The Los Angeles metropolitan area, also known as Metropolitan Los Angeles or the Southland, is the 13th largest metropolitan area in the world and the second-largest metropolitan area in the United States.
The metropolitan area is defined by the Office of Management and Budget as the Los Angeles-Long Beach-Santa Ana metropolitan statistical area containing consists of Los Angeles and Orange counties, a metropolitan statistical area used for statistical purposes by the United States Census Bureau and other agencies.

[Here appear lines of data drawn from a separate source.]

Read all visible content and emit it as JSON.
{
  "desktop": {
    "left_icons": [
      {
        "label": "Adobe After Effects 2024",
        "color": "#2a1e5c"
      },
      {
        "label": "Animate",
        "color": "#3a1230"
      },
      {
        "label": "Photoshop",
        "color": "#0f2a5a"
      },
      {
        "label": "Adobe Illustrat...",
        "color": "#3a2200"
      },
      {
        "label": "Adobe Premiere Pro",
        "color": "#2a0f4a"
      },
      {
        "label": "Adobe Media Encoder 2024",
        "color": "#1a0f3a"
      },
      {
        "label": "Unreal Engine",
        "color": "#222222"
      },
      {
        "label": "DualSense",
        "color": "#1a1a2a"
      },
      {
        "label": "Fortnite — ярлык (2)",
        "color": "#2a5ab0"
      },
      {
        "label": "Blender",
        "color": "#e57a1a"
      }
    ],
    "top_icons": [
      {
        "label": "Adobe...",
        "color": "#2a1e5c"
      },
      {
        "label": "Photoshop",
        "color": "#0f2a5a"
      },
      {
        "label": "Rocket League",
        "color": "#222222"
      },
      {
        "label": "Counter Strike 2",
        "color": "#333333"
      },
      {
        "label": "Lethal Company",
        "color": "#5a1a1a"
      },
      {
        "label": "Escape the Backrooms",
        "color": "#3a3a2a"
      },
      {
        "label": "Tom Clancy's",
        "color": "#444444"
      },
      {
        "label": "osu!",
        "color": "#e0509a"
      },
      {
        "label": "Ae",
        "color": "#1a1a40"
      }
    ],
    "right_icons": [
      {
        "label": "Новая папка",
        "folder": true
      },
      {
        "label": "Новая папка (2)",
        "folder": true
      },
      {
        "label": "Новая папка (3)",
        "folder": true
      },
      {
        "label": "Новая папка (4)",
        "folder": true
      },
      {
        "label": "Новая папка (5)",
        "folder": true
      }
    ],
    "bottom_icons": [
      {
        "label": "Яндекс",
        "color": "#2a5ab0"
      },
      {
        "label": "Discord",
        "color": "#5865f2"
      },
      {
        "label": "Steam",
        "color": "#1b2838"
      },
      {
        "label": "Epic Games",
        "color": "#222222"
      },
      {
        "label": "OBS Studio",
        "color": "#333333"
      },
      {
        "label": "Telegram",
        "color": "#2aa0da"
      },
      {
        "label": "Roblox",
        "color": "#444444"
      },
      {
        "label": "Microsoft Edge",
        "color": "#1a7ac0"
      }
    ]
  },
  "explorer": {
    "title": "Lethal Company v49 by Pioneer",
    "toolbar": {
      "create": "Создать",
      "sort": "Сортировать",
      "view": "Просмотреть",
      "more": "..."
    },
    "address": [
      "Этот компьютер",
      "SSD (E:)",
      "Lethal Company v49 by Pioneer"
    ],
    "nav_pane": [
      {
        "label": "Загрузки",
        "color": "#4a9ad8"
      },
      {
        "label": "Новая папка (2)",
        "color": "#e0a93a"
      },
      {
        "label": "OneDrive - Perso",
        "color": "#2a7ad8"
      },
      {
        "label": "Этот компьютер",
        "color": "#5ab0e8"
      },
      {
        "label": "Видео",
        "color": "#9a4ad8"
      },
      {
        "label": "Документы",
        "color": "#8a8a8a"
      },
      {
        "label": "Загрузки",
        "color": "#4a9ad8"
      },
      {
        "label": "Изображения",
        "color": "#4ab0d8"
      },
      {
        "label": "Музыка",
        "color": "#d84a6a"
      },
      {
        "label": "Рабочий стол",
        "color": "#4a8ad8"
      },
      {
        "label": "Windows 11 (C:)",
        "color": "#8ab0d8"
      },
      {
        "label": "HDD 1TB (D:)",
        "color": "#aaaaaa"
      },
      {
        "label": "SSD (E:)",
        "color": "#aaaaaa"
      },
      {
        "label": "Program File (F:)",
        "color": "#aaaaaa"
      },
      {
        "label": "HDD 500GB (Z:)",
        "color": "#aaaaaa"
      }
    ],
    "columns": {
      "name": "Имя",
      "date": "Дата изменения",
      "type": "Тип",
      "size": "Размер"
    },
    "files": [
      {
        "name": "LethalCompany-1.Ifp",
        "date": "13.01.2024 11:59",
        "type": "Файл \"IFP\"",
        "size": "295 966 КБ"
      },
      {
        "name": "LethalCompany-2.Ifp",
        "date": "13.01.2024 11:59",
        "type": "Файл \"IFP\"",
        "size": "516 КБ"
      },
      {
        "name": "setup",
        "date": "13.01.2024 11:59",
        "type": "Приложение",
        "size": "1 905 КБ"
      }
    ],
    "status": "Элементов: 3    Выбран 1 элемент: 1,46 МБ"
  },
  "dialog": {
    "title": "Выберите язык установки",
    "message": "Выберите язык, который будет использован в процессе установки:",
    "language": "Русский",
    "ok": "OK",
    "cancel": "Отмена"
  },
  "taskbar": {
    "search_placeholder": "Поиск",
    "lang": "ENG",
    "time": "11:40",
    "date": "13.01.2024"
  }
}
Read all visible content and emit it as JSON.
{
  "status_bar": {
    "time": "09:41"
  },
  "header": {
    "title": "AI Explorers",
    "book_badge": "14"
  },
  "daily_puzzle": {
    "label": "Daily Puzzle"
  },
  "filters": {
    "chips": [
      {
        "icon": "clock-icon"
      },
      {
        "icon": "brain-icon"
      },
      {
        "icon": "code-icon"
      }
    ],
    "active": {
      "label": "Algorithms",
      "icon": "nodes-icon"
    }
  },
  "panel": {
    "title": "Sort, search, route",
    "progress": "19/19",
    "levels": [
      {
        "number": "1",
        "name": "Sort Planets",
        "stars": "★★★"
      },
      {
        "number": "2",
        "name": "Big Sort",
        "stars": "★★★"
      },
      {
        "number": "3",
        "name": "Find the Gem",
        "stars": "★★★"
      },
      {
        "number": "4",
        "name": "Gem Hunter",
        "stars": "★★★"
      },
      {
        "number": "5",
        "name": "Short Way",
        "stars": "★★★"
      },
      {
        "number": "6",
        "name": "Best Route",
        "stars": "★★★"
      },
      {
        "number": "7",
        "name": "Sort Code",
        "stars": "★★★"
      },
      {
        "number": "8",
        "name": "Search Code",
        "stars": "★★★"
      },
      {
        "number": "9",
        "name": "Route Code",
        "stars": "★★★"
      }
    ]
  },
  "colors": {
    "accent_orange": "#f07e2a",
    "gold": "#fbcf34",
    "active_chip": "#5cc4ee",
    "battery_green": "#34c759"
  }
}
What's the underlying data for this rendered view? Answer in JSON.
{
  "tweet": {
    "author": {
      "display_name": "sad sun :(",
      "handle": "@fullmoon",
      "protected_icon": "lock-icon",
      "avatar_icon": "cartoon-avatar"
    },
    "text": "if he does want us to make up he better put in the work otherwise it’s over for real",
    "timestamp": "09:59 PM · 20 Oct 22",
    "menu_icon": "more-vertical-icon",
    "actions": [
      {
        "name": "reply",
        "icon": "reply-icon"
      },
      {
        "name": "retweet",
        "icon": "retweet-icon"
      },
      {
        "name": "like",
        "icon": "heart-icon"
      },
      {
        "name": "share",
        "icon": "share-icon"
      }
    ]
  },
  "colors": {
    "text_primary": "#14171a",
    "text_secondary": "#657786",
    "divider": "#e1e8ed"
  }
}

Los Angeles and Orange counties are the two most populous counties in California, and Los Angeles, with 9,819,000 people in 2010, is the most populous county in the United States. The combined Los Angeles metropolitan area is home to 15.4 million people, making it the most populous metropolitan area in the western United States and the largest in area in the United States. The metro area has at its core the most densely populated urbanized area in the United States, Los Angeles-Long Beach-Santa Ana, an urbanized area defined by the Census Bureau and had a population 11,789,487 as of the 2000 Census).
Based on commuting patterns, the U.S. Bureau of the Census also defines a wider region consisting of the Los Angeles metropolitan area plus two adjacent metropolitan areas. The area is known as the Los Angeles-Long Beach-Riverside Combined Statistical Area (CSA), with an estimated population of 17,786,419. This region is more commonly known as the Greater Los Angeles Area and includes three additional counties.
This wider region includes the second largest city in the United States, Los Angeles, and the counties of Los Angeles, Orange, Ventura, Riverside, and San Bernardino. The total land area of the metropolitan statistical area is 4,850 sq. mi (12,562 km2), while that of the combined statistical area is 33,955 sq. mi (87,945 km2).